To do: I would like every line of the records below that contains the word "this" copied.

[Interface dataset entries]
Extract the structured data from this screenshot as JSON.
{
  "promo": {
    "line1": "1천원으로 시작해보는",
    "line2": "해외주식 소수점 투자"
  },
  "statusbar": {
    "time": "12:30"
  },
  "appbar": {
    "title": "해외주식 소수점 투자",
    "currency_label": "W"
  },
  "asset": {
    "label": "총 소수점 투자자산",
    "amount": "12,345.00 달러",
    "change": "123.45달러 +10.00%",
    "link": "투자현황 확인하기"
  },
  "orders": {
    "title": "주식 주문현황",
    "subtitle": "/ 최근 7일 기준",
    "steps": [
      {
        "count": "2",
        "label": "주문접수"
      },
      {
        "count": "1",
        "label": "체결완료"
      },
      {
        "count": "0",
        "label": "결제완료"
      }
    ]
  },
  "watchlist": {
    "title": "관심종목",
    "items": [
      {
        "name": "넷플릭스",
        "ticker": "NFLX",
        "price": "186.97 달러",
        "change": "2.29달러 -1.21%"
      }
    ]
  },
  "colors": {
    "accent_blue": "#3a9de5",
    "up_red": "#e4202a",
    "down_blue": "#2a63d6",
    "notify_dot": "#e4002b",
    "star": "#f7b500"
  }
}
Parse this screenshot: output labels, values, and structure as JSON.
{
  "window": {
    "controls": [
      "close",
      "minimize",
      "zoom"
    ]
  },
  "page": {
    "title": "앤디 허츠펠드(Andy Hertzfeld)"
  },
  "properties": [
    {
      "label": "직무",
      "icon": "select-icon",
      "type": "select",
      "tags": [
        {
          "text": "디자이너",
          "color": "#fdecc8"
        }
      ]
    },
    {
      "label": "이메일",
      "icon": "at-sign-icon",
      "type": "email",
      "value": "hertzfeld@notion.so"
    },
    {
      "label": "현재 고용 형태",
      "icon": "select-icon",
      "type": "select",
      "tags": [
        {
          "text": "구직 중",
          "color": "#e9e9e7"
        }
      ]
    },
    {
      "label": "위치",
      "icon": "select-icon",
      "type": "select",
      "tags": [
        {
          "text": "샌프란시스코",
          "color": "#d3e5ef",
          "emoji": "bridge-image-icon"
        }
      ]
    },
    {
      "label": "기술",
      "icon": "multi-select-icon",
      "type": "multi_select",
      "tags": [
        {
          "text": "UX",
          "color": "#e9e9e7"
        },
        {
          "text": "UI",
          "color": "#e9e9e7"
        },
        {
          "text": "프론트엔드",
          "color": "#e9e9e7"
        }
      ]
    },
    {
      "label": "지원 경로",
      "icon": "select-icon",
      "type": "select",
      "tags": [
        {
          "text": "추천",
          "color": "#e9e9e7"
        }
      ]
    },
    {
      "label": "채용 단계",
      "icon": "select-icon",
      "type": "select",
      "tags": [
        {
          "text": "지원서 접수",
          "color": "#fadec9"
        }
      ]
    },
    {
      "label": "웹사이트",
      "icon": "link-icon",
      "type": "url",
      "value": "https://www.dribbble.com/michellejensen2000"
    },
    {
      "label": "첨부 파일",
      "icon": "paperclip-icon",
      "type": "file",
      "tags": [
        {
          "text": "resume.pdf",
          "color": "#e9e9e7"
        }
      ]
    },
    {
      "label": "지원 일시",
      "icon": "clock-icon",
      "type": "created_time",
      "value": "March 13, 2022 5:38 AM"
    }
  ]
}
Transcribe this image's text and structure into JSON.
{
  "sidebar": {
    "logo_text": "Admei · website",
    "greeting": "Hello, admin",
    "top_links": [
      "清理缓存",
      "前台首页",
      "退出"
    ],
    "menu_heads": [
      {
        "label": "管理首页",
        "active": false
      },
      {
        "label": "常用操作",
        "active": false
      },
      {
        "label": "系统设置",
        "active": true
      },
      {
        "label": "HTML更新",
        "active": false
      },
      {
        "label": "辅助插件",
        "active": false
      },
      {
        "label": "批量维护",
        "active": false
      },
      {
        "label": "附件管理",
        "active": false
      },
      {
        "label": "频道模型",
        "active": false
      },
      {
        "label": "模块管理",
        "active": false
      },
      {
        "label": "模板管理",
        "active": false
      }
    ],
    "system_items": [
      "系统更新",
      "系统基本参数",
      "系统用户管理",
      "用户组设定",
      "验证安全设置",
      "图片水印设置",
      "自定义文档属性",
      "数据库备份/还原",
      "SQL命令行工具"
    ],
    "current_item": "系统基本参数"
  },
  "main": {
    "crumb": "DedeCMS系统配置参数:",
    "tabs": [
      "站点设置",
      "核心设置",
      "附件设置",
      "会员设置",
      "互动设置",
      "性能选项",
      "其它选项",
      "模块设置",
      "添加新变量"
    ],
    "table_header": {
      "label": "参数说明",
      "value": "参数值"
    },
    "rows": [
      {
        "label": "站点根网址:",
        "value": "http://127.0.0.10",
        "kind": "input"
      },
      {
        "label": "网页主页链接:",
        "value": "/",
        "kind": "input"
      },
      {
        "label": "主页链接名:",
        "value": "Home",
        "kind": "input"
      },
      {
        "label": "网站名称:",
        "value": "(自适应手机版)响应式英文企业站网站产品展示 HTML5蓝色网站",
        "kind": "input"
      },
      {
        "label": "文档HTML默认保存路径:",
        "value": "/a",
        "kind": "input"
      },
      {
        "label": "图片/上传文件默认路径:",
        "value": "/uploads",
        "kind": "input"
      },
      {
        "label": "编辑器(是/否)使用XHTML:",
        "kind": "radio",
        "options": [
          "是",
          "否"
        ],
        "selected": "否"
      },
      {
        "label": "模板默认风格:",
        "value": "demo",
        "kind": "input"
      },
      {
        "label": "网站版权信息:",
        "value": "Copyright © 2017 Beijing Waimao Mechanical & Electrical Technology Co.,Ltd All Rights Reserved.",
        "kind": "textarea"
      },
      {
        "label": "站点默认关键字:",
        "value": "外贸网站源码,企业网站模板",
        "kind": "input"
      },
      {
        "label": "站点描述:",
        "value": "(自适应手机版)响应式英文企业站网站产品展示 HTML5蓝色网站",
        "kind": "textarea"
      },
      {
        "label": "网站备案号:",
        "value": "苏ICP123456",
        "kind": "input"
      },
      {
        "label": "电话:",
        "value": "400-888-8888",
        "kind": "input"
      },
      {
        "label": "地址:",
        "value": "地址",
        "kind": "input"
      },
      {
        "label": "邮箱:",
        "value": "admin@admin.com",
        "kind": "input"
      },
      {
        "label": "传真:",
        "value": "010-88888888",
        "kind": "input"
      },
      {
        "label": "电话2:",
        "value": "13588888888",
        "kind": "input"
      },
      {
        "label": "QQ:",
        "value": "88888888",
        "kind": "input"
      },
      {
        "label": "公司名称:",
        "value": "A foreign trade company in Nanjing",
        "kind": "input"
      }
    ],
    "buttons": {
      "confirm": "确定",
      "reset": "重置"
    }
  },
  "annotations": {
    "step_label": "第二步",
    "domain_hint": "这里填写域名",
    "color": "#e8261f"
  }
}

Answer below:
Extract the structured data from this screenshot as JSON.
Parse this screenshot: output labels, values, and structure as JSON.
Transcribe this image's text and structure into JSON.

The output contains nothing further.